■ YOUR GOAL
Which lines have the string "details"? Copy all of them from the entries below.

■ EXERCISE INPUT

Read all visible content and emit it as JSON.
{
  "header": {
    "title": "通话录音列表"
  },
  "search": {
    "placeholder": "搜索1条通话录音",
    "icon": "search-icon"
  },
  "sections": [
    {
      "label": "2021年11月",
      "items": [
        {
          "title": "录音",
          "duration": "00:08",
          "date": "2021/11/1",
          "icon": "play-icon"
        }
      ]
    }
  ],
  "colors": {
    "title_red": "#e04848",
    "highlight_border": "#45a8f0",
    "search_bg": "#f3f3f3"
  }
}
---
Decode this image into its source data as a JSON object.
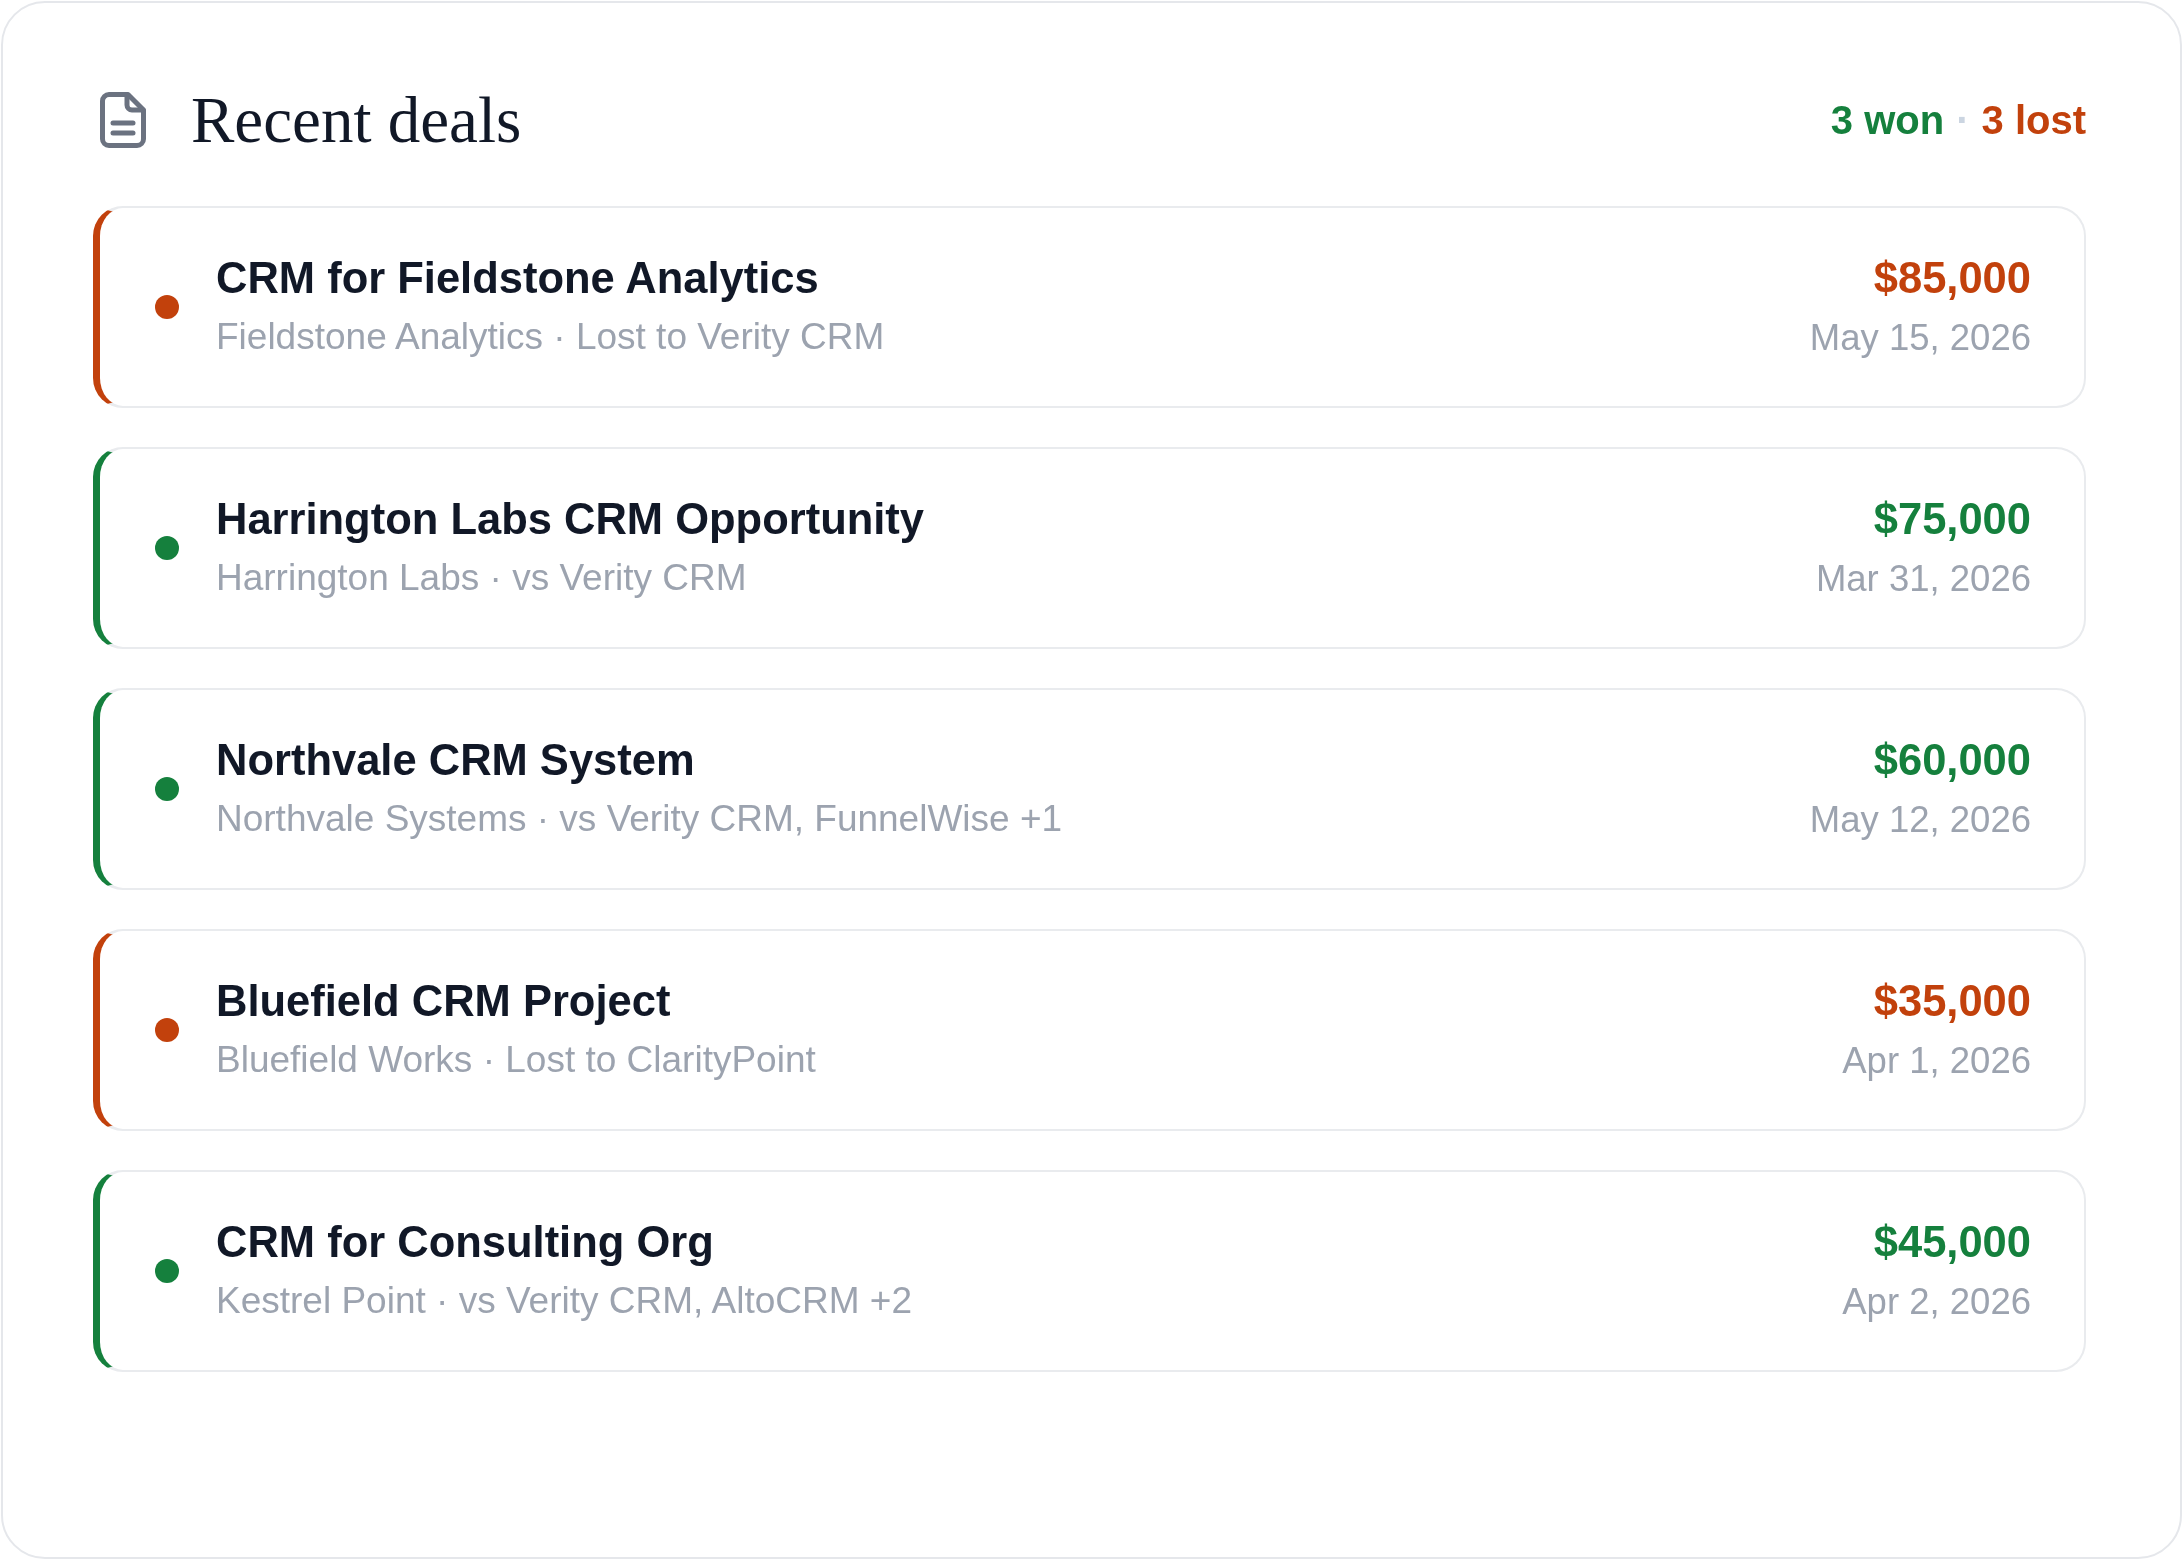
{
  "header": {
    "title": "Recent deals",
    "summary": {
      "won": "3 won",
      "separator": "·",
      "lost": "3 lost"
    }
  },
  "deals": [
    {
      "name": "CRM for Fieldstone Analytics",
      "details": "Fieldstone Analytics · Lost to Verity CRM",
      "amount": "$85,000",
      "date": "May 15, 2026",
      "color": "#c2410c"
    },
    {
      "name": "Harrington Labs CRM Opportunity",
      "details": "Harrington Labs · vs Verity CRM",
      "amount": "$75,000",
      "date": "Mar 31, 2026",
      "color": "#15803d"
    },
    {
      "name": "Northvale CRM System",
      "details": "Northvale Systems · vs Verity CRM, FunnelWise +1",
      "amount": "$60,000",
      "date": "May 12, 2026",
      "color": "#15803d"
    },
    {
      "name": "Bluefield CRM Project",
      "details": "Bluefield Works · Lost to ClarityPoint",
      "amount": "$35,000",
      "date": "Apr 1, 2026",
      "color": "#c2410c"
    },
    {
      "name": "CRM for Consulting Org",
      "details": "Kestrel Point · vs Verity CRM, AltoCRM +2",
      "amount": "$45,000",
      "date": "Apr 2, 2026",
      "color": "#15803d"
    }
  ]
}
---
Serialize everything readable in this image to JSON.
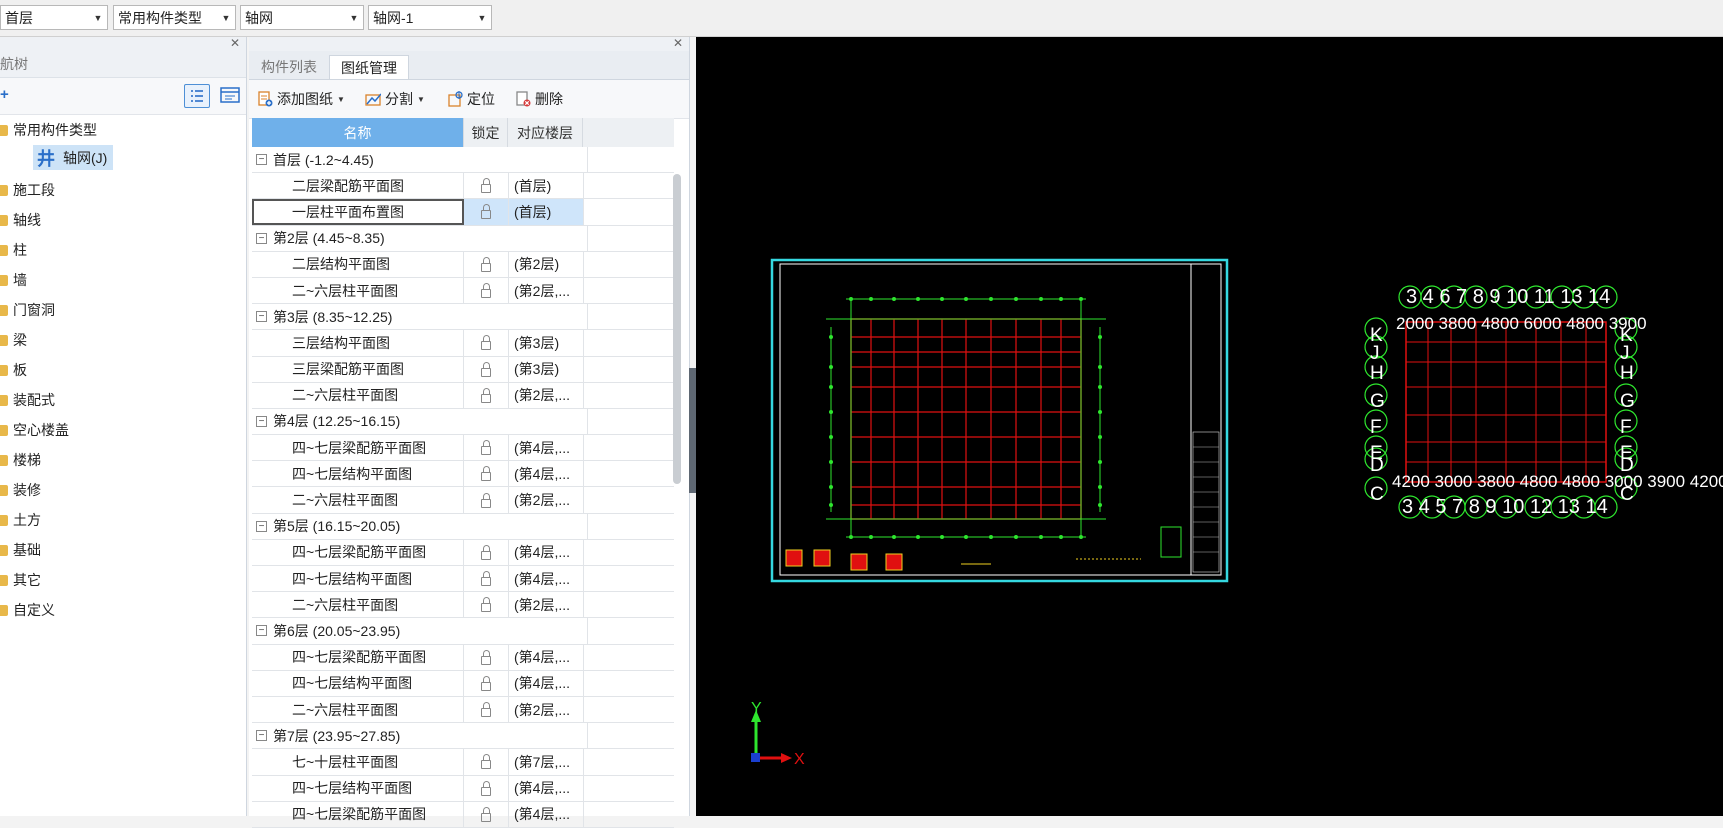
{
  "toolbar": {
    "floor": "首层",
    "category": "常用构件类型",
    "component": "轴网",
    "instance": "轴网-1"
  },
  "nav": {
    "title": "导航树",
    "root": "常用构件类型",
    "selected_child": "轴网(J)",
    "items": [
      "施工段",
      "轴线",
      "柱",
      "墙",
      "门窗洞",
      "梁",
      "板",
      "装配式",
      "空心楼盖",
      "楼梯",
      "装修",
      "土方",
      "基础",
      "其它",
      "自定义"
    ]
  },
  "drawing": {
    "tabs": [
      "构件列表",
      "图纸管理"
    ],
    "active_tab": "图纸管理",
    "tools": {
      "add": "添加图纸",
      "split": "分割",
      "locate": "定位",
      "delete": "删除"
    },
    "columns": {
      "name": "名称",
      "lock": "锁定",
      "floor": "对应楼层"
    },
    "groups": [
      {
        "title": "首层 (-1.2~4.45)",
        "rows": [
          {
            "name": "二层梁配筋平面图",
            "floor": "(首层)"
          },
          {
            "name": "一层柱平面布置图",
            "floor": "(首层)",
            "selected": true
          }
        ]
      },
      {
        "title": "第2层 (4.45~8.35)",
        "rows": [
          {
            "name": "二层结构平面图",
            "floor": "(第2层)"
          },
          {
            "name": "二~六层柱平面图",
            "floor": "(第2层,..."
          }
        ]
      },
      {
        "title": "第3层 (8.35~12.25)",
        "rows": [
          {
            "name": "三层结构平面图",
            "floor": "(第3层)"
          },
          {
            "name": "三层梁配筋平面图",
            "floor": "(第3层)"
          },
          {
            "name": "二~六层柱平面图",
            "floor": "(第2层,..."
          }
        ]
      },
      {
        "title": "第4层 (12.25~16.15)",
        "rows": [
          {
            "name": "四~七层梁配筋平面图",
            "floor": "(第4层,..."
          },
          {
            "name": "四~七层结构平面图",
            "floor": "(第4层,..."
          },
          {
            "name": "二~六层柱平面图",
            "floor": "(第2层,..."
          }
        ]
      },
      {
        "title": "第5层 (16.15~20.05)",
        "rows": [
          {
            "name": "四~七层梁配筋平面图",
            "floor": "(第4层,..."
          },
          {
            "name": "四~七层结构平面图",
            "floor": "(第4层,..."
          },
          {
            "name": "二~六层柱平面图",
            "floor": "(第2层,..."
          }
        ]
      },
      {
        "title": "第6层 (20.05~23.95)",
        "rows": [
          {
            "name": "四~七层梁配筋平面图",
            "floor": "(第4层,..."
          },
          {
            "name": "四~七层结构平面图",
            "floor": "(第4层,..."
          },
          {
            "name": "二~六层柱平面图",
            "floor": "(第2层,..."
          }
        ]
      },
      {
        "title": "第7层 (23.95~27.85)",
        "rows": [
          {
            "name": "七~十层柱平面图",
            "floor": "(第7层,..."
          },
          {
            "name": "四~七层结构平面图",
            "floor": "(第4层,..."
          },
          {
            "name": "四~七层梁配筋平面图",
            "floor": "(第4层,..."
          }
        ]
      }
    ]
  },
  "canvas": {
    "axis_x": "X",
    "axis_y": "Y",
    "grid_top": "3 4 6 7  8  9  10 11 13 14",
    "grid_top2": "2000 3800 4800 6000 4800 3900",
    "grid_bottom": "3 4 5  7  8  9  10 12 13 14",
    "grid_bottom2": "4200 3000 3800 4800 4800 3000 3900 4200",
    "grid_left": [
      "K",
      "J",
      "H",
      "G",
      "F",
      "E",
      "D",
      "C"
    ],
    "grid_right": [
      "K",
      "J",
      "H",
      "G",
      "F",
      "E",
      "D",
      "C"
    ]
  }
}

■ SOLUTION FOR THIS PROBLEM
      "details": "Fieldstone Analytics · Lost to Verity CRM",
      "details": "Harrington Labs · vs Verity CRM",
      "details": "Northvale Systems · vs Verity CRM, FunnelWise +1",
      "details": "Bluefield Works · Lost to ClarityPoint",
      "details": "Kestrel Point · vs Verity CRM, AltoCRM +2",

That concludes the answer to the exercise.